digestive system is quite different from a human’s,
and my cows did very well on roasted soy. When all factors,
including trucking costs, are factored in, there is seldom
a good substitute for roasted soy in the organic world.
Grain. Other people (see www.eatwild.com)
are concerned about any grain feeding to cattle. I agree
that it is relatively easy to make outstanding beef without
grain, because I’ve done it. The nutritional needs
of a modern lactating pregnant dairy cow at peak production,
however, are extremely hard to meet without some concentrated,
energy-dense feed such as corn and roasted soy. A no-grain
dairy herd can work for experienced graziers with a set
of well-honed conditions and situations, but it is not for
beginners with a mortgage to pay.
Excellent feed, lots of it
Is any of this “natural” or the way it happens
in the wild? No, but modern dairy cattle don’t exist
in the wild. Cows can survive on very little, but they are
only profitable on optimal feed and timely breeding, which
go together. As one wise farmer told me, “The cow’s
goal is to survive to tomorrow.” If this means turning
off the milk to preserve reproduction, they will do it. If
this means shutting down reproduction—including aborting
calves—they will do it.
Do not skimp in the area of feeding cows. Get a good nutritionist
and do whatever it takes to feed the cows right—or quit.
Get a good set of soil tests and fix what is wrong before
you think you can afford it. Do whatever it takes to store
up top-quality forages, including going without sleep, food,
a new truck or whatever.
A start-up dairy won’t work unless you can feed the
cowies ‘til they are well and truly stuffed full of
good food. Don’t count on custom operators or interstate
shipments. You must be able to bring in 80 to 100 percent
of your cows’ intake of top-quality feed from very near
your farm or organic dairying won’t work.
If you must be an idealist about all this, start with a family
cow or two. Sell the milk at full retail or take some value-added
steps. Allow your off-farm job—and/or your processing/retail
profits—to cover the hard learnings from your incidents
of misplaced idealism on the production side. We will probably
meet at a “micro-dairy” conference some day, as
I think that’s where I’m heading with my undiminished
addiction to cows.
Doubts about debt
I doubt that modern economics, especially debt financing,
is compatible with Christianity as I know it. Even mainstream
economic advisors point out that debt is very dangerous unless
you are the one collecting the interest. Banks have very little
flexibility under the law to help you out if you have a bad
year or a rough start-up. Borrowing more money after a rough
start-up, as I did, usually compounds the problem. The payments
start immediately but some mistakes, such as underfeeding
cows, take years to correct, if you ever do.
My bankers were impressed with my initial business plan to

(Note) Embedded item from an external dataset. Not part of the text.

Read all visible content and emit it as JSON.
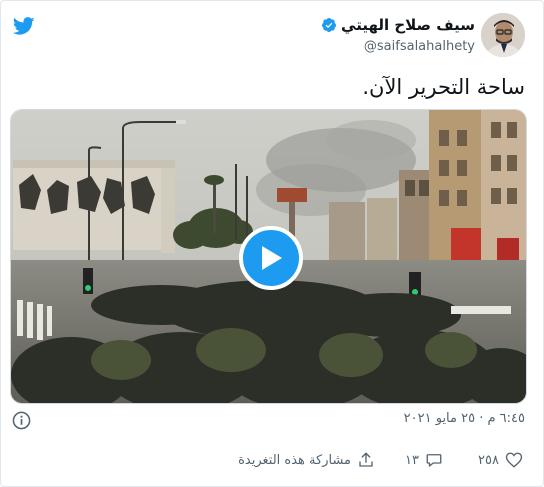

enter the growing organic market with a stable pay price thanks
to a milk contract. Even so, I had to put in all my life-insurance
equity, all my home equity and all my retirement money. My

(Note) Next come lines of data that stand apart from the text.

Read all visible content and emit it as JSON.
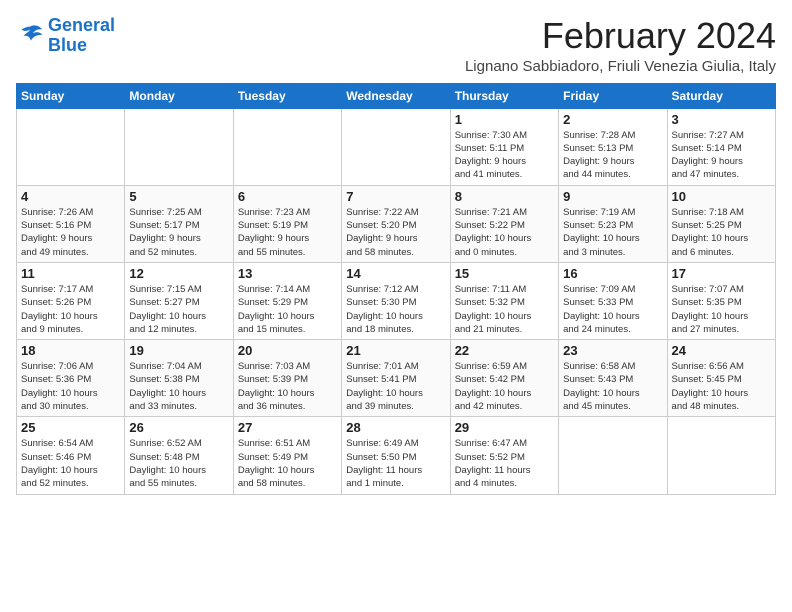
{
  "logo": {
    "line1": "General",
    "line2": "Blue"
  },
  "title": "February 2024",
  "subtitle": "Lignano Sabbiadoro, Friuli Venezia Giulia, Italy",
  "weekdays": [
    "Sunday",
    "Monday",
    "Tuesday",
    "Wednesday",
    "Thursday",
    "Friday",
    "Saturday"
  ],
  "weeks": [
    [
      {
        "day": "",
        "info": ""
      },
      {
        "day": "",
        "info": ""
      },
      {
        "day": "",
        "info": ""
      },
      {
        "day": "",
        "info": ""
      },
      {
        "day": "1",
        "info": "Sunrise: 7:30 AM\nSunset: 5:11 PM\nDaylight: 9 hours\nand 41 minutes."
      },
      {
        "day": "2",
        "info": "Sunrise: 7:28 AM\nSunset: 5:13 PM\nDaylight: 9 hours\nand 44 minutes."
      },
      {
        "day": "3",
        "info": "Sunrise: 7:27 AM\nSunset: 5:14 PM\nDaylight: 9 hours\nand 47 minutes."
      }
    ],
    [
      {
        "day": "4",
        "info": "Sunrise: 7:26 AM\nSunset: 5:16 PM\nDaylight: 9 hours\nand 49 minutes."
      },
      {
        "day": "5",
        "info": "Sunrise: 7:25 AM\nSunset: 5:17 PM\nDaylight: 9 hours\nand 52 minutes."
      },
      {
        "day": "6",
        "info": "Sunrise: 7:23 AM\nSunset: 5:19 PM\nDaylight: 9 hours\nand 55 minutes."
      },
      {
        "day": "7",
        "info": "Sunrise: 7:22 AM\nSunset: 5:20 PM\nDaylight: 9 hours\nand 58 minutes."
      },
      {
        "day": "8",
        "info": "Sunrise: 7:21 AM\nSunset: 5:22 PM\nDaylight: 10 hours\nand 0 minutes."
      },
      {
        "day": "9",
        "info": "Sunrise: 7:19 AM\nSunset: 5:23 PM\nDaylight: 10 hours\nand 3 minutes."
      },
      {
        "day": "10",
        "info": "Sunrise: 7:18 AM\nSunset: 5:25 PM\nDaylight: 10 hours\nand 6 minutes."
      }
    ],
    [
      {
        "day": "11",
        "info": "Sunrise: 7:17 AM\nSunset: 5:26 PM\nDaylight: 10 hours\nand 9 minutes."
      },
      {
        "day": "12",
        "info": "Sunrise: 7:15 AM\nSunset: 5:27 PM\nDaylight: 10 hours\nand 12 minutes."
      },
      {
        "day": "13",
        "info": "Sunrise: 7:14 AM\nSunset: 5:29 PM\nDaylight: 10 hours\nand 15 minutes."
      },
      {
        "day": "14",
        "info": "Sunrise: 7:12 AM\nSunset: 5:30 PM\nDaylight: 10 hours\nand 18 minutes."
      },
      {
        "day": "15",
        "info": "Sunrise: 7:11 AM\nSunset: 5:32 PM\nDaylight: 10 hours\nand 21 minutes."
      },
      {
        "day": "16",
        "info": "Sunrise: 7:09 AM\nSunset: 5:33 PM\nDaylight: 10 hours\nand 24 minutes."
      },
      {
        "day": "17",
        "info": "Sunrise: 7:07 AM\nSunset: 5:35 PM\nDaylight: 10 hours\nand 27 minutes."
      }
    ],
    [
      {
        "day": "18",
        "info": "Sunrise: 7:06 AM\nSunset: 5:36 PM\nDaylight: 10 hours\nand 30 minutes."
      },
      {
        "day": "19",
        "info": "Sunrise: 7:04 AM\nSunset: 5:38 PM\nDaylight: 10 hours\nand 33 minutes."
      },
      {
        "day": "20",
        "info": "Sunrise: 7:03 AM\nSunset: 5:39 PM\nDaylight: 10 hours\nand 36 minutes."
      },
      {
        "day": "21",
        "info": "Sunrise: 7:01 AM\nSunset: 5:41 PM\nDaylight: 10 hours\nand 39 minutes."
      },
      {
        "day": "22",
        "info": "Sunrise: 6:59 AM\nSunset: 5:42 PM\nDaylight: 10 hours\nand 42 minutes."
      },
      {
        "day": "23",
        "info": "Sunrise: 6:58 AM\nSunset: 5:43 PM\nDaylight: 10 hours\nand 45 minutes."
      },
      {
        "day": "24",
        "info": "Sunrise: 6:56 AM\nSunset: 5:45 PM\nDaylight: 10 hours\nand 48 minutes."
      }
    ],
    [
      {
        "day": "25",
        "info": "Sunrise: 6:54 AM\nSunset: 5:46 PM\nDaylight: 10 hours\nand 52 minutes."
      },
      {
        "day": "26",
        "info": "Sunrise: 6:52 AM\nSunset: 5:48 PM\nDaylight: 10 hours\nand 55 minutes."
      },
      {
        "day": "27",
        "info": "Sunrise: 6:51 AM\nSunset: 5:49 PM\nDaylight: 10 hours\nand 58 minutes."
      },
      {
        "day": "28",
        "info": "Sunrise: 6:49 AM\nSunset: 5:50 PM\nDaylight: 11 hours\nand 1 minute."
      },
      {
        "day": "29",
        "info": "Sunrise: 6:47 AM\nSunset: 5:52 PM\nDaylight: 11 hours\nand 4 minutes."
      },
      {
        "day": "",
        "info": ""
      },
      {
        "day": "",
        "info": ""
      }
    ]
  ]
}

parents kicked in a good chunk, too. In the end, however,
the sale of my land and farm assets brought in just enough
to cover the commercial debt. My parents and I lost all the

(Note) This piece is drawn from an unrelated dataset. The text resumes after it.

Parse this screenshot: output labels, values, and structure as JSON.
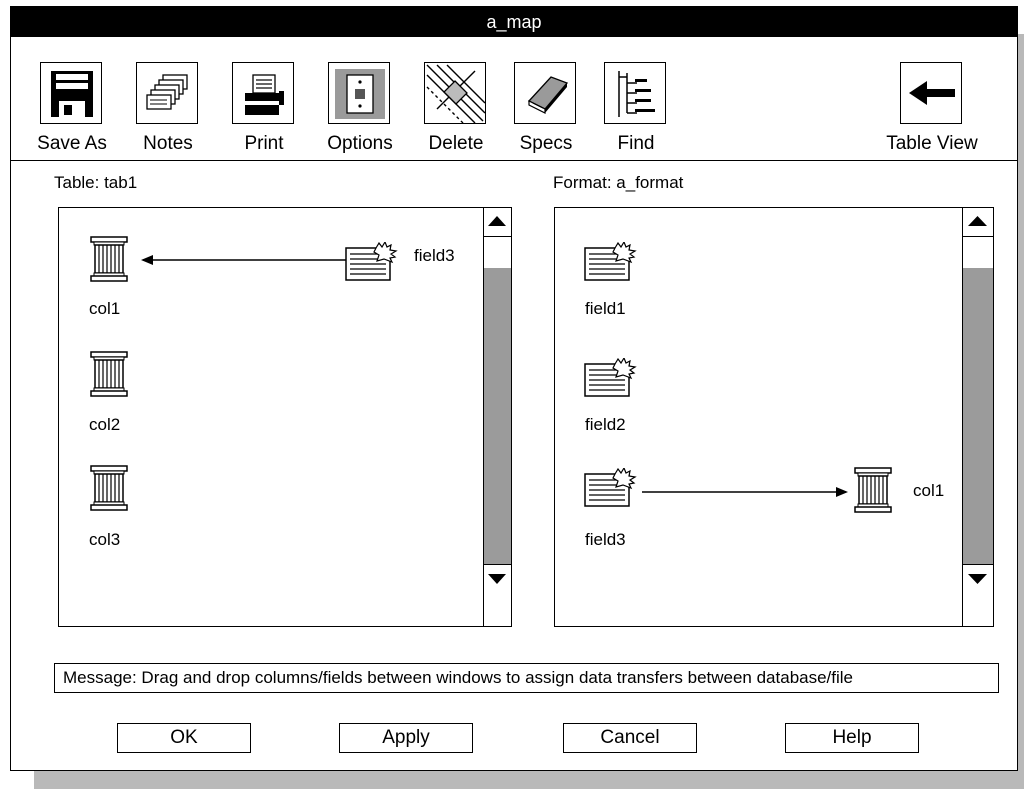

money we invested, but I’ve not had to declare bankruptcy.
And I’ve emerged with rich experiences
Cattle are a blessing
I want to end this on a positive note. I believe that cattle
are a great blessing to man from God. They can take land we
can’t use for row crops or garden crops and make highly
nutritious food from it. Cattle can also provide companionship,
motive power, clothing, tools and then more cattle to feed
and clothe others.
There was debt and regret, sure, but there were rich moments,
as well. It’s hard to explain the joy of watching cows
graze on lush pasture…or the thrill of finding a healthy
newborn calf up and nursing when you go to round up the cows…or
the great taste of fresh milk.
I don’t miss all my cows, but some were hard to let
go of. For now, I need to focus my life on people and the
ministry, but I hope, somehow, someday, to have a few cows
as pets and experimental animals. There are lots of ideas
I want to try, such as grazing corn, or putting up an oats/peas/barley
mix for silage.
Let’s see, I only need 5 to 12 brood cows to have statistically